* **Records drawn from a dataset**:
----
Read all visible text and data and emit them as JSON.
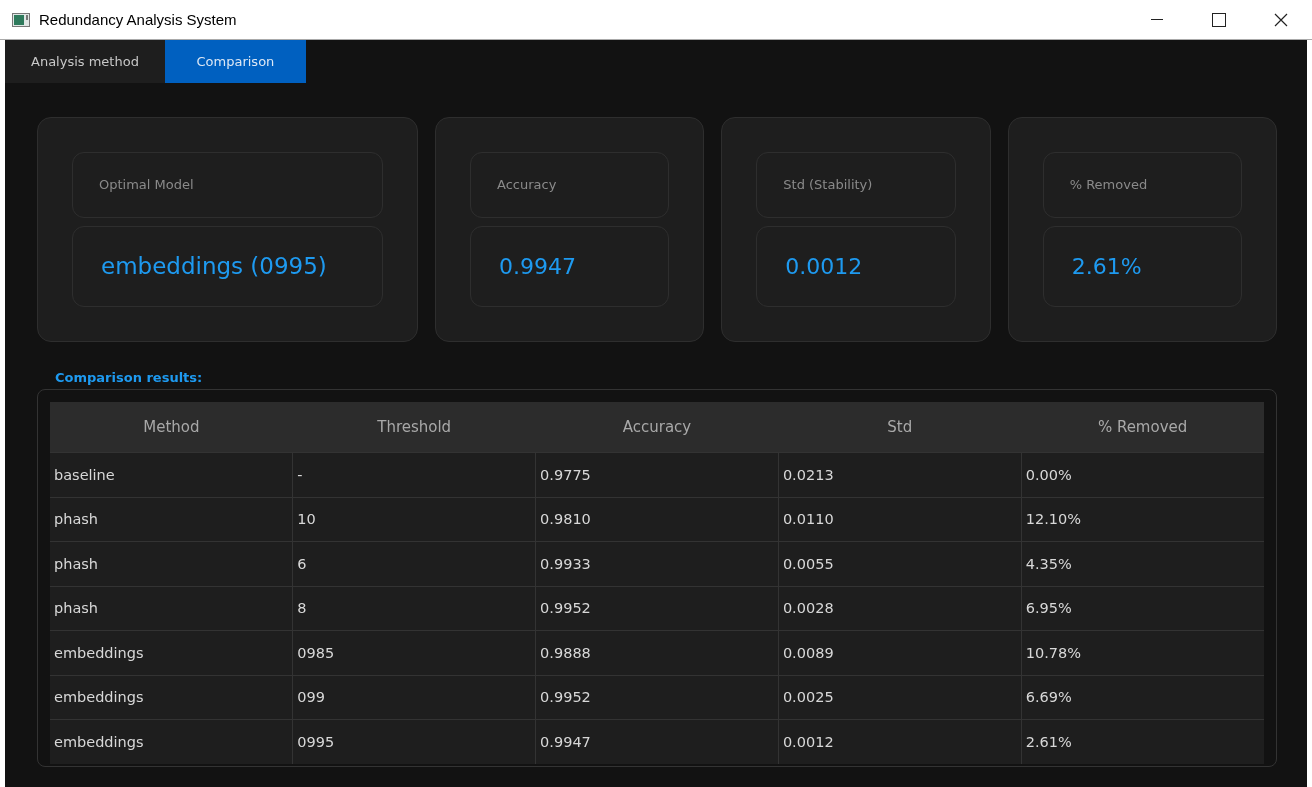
{
  "window": {
    "title": "Redundancy Analysis System"
  },
  "tabs": [
    {
      "label": "Analysis method",
      "selected": false
    },
    {
      "label": "Comparison",
      "selected": true
    }
  ],
  "summary": [
    {
      "label": "Optimal Model",
      "value": "embeddings (0995)"
    },
    {
      "label": "Accuracy",
      "value": "0.9947"
    },
    {
      "label": "Std (Stability)",
      "value": "0.0012"
    },
    {
      "label": "% Removed",
      "value": "2.61%"
    }
  ],
  "results": {
    "title": "Comparison results:",
    "columns": [
      "Method",
      "Threshold",
      "Accuracy",
      "Std",
      "% Removed"
    ],
    "rows": [
      [
        "baseline",
        "-",
        "0.9775",
        "0.0213",
        "0.00%"
      ],
      [
        "phash",
        "10",
        "0.9810",
        "0.0110",
        "12.10%"
      ],
      [
        "phash",
        "6",
        "0.9933",
        "0.0055",
        "4.35%"
      ],
      [
        "phash",
        "8",
        "0.9952",
        "0.0028",
        "6.95%"
      ],
      [
        "embeddings",
        "0985",
        "0.9888",
        "0.0089",
        "10.78%"
      ],
      [
        "embeddings",
        "099",
        "0.9952",
        "0.0025",
        "6.69%"
      ],
      [
        "embeddings",
        "0995",
        "0.9947",
        "0.0012",
        "2.61%"
      ]
    ]
  }
}
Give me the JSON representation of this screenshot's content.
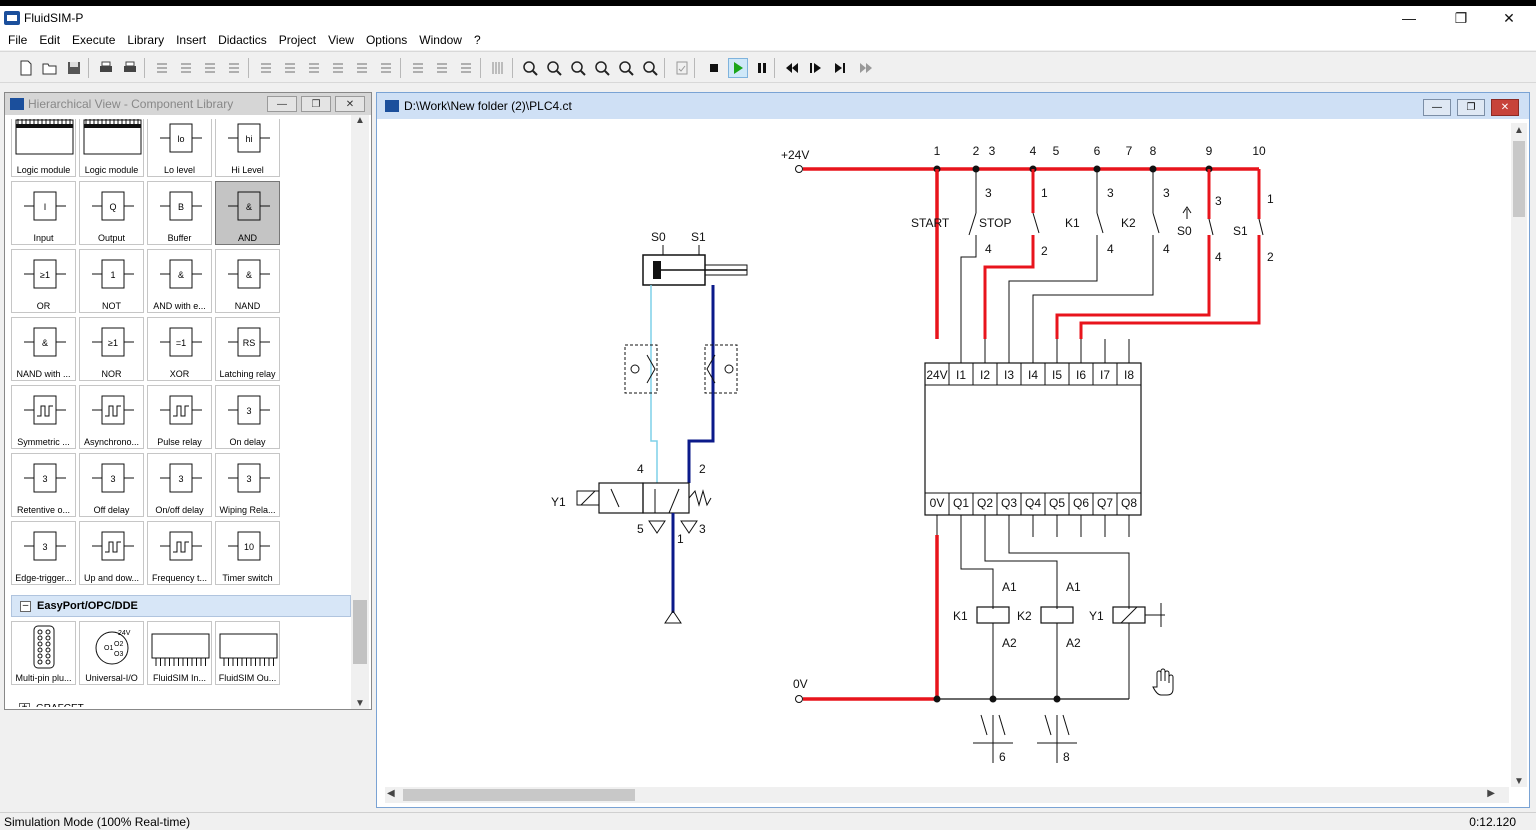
{
  "app": {
    "title": "FluidSIM-P"
  },
  "menu": [
    "File",
    "Edit",
    "Execute",
    "Library",
    "Insert",
    "Didactics",
    "Project",
    "View",
    "Options",
    "Window",
    "?"
  ],
  "toolbar": {
    "icons": [
      "new-icon",
      "open-icon",
      "save-icon",
      "print-preview-icon",
      "print-icon",
      "undo-icon",
      "cut-icon",
      "copy-icon",
      "paste-icon",
      "align-left-icon",
      "align-center-icon",
      "align-right-icon",
      "align-top-icon",
      "align-middle-icon",
      "align-bottom-icon",
      "rotate-icon",
      "mirror-h-icon",
      "mirror-v-icon",
      "grid-icon",
      "zoom-fit-icon",
      "zoom-window-icon",
      "zoom-previous-icon",
      "zoom-all-icon",
      "zoom-in-icon",
      "zoom-out-icon",
      "check-icon",
      "stop-icon",
      "play-icon",
      "pause-icon",
      "rewind-icon",
      "step-icon",
      "step-end-icon",
      "fast-forward-icon"
    ],
    "active": "play-icon",
    "accent": "#1aa51a"
  },
  "library": {
    "title": "Hierarchical View - Component Library",
    "tiles": [
      "Logic module",
      "Logic module",
      "Lo level",
      "Hi Level",
      "Input",
      "Output",
      "Buffer",
      "AND",
      "OR",
      "NOT",
      "AND with e...",
      "NAND",
      "NAND with ...",
      "NOR",
      "XOR",
      "Latching relay",
      "Symmetric ...",
      "Asynchrono...",
      "Pulse relay",
      "On delay",
      "Retentive o...",
      "Off delay",
      "On/off delay",
      "Wiping Rela...",
      "Edge-trigger...",
      "Up and dow...",
      "Frequency t...",
      "Timer switch"
    ],
    "tile_glyphs": {
      "lo": "lo",
      "hi": "hi",
      "input": "I",
      "output": "Q",
      "buffer": "B",
      "and": "&",
      "or": "≥1",
      "not": "1",
      "and_edge": "&",
      "nand": "&",
      "nand_edge": "&",
      "nor": "≥1",
      "xor": "=1",
      "latch": "RS",
      "timer_3": "3",
      "timer_10": "10"
    },
    "selected": "AND",
    "group_easyport": "EasyPort/OPC/DDE",
    "easyport_tiles": [
      "Multi-pin plu...",
      "Universal-I/O",
      "FluidSIM In...",
      "FluidSIM Ou..."
    ],
    "universal_io_glyphs": [
      "24V",
      "O1",
      "O2",
      "O3"
    ],
    "group_grafcet": "GRAFCET"
  },
  "diagram": {
    "title": "D:\\Work\\New folder (2)\\PLC4.ct",
    "supply_plus": "+24V",
    "supply_zero": "0V",
    "column_numbers": [
      "1",
      "2",
      "3",
      "4",
      "5",
      "6",
      "7",
      "8",
      "9",
      "10"
    ],
    "contact_labels": [
      "START",
      "STOP",
      "K1",
      "K2",
      "S0",
      "S1"
    ],
    "terminal_numbers": {
      "t3": "3",
      "t4": "4",
      "t1": "1",
      "t2": "2"
    },
    "plc_inputs": [
      "24V",
      "I1",
      "I2",
      "I3",
      "I4",
      "I5",
      "I6",
      "I7",
      "I8"
    ],
    "plc_outputs": [
      "0V",
      "Q1",
      "Q2",
      "Q3",
      "Q4",
      "Q5",
      "Q6",
      "Q7",
      "Q8"
    ],
    "coils": [
      "K1",
      "K2",
      "Y1"
    ],
    "coil_terminals": [
      "A1",
      "A2"
    ],
    "relay_contact_refs": [
      "6",
      "8"
    ],
    "cylinder_sensors": [
      "S0",
      "S1"
    ],
    "valve": {
      "solenoid": "Y1",
      "ports": [
        "4",
        "2",
        "5",
        "1",
        "3"
      ]
    },
    "colors": {
      "energized": "#e8141c",
      "pressure": "#0b1a8a",
      "exhaust": "#7fd0e8",
      "wire": "#111111"
    }
  },
  "status": {
    "mode": "Simulation Mode (100% Real-time)",
    "time": "0:12.120"
  }
}
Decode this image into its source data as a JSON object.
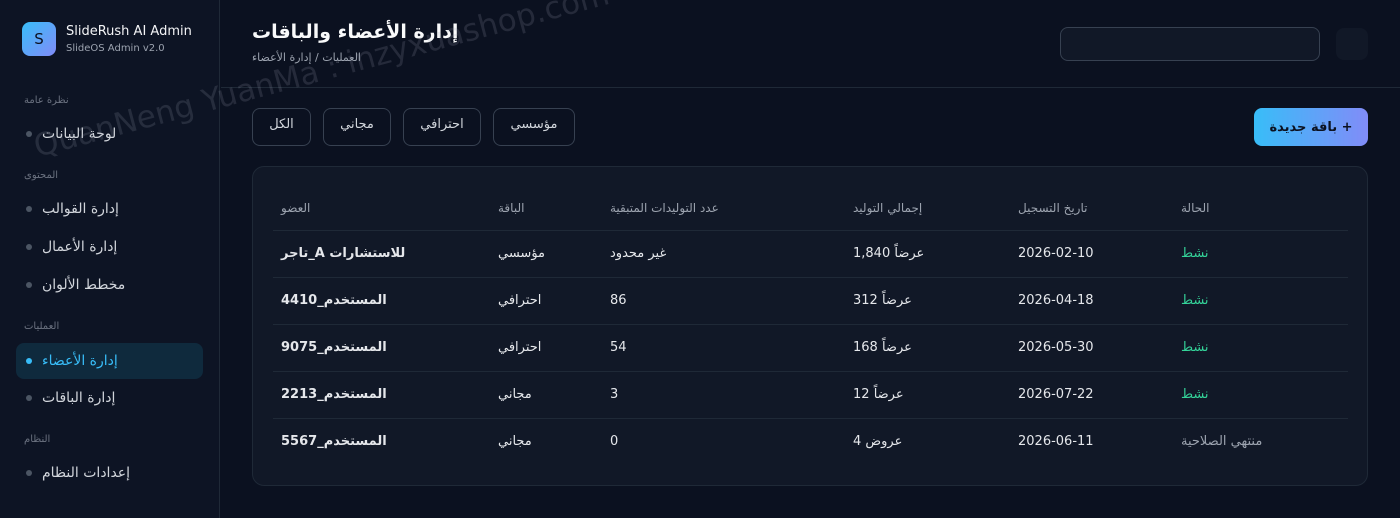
{
  "app": {
    "logo_letter": "S",
    "name": "SlideRush AI Admin",
    "version": "SlideOS Admin v2.0"
  },
  "sidebar": {
    "sections": [
      {
        "label": "نظرة عامة",
        "items": [
          {
            "label": "لوحة البيانات",
            "active": false
          }
        ]
      },
      {
        "label": "المحتوى",
        "items": [
          {
            "label": "إدارة القوالب",
            "active": false
          },
          {
            "label": "إدارة الأعمال",
            "active": false
          },
          {
            "label": "مخطط الألوان",
            "active": false
          }
        ]
      },
      {
        "label": "العمليات",
        "items": [
          {
            "label": "إدارة الأعضاء",
            "active": true
          },
          {
            "label": "إدارة الباقات",
            "active": false
          }
        ]
      },
      {
        "label": "النظام",
        "items": [
          {
            "label": "إعدادات النظام",
            "active": false
          }
        ]
      }
    ]
  },
  "header": {
    "title": "إدارة الأعضاء والباقات",
    "breadcrumb": "العمليات / إدارة الأعضاء",
    "search_value": ""
  },
  "filters": [
    "الكل",
    "مجاني",
    "احترافي",
    "مؤسسي"
  ],
  "new_plan_button": "باقة جديدة +",
  "table": {
    "headers": [
      "العضو",
      "الباقة",
      "عدد التوليدات المتبقية",
      "إجمالي التوليد",
      "تاريخ التسجيل",
      "الحالة"
    ],
    "rows": [
      {
        "member": "تاجر_A للاستشارات",
        "plan": "مؤسسي",
        "remaining": "غير محدود",
        "total": "1,840 عرضاً",
        "date": "2026-02-10",
        "status": "نشط",
        "status_type": "active"
      },
      {
        "member": "المستخدم_4410",
        "plan": "احترافي",
        "remaining": "86",
        "total": "312 عرضاً",
        "date": "2026-04-18",
        "status": "نشط",
        "status_type": "active"
      },
      {
        "member": "المستخدم_9075",
        "plan": "احترافي",
        "remaining": "54",
        "total": "168 عرضاً",
        "date": "2026-05-30",
        "status": "نشط",
        "status_type": "active"
      },
      {
        "member": "المستخدم_2213",
        "plan": "مجاني",
        "remaining": "3",
        "total": "12 عرضاً",
        "date": "2026-07-22",
        "status": "نشط",
        "status_type": "active"
      },
      {
        "member": "المستخدم_5567",
        "plan": "مجاني",
        "remaining": "0",
        "total": "4 عروض",
        "date": "2026-06-11",
        "status": "منتهي الصلاحية",
        "status_type": "expired"
      }
    ]
  },
  "watermark": "QuanNeng YuanMa : inzyxuashop.com",
  "colors": {
    "accent": "#38bdf8",
    "accent_gradient_end": "#818cf8",
    "status_active": "#34d399",
    "status_expired": "#9ca3af"
  }
}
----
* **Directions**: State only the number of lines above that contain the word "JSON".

* **Response**: 3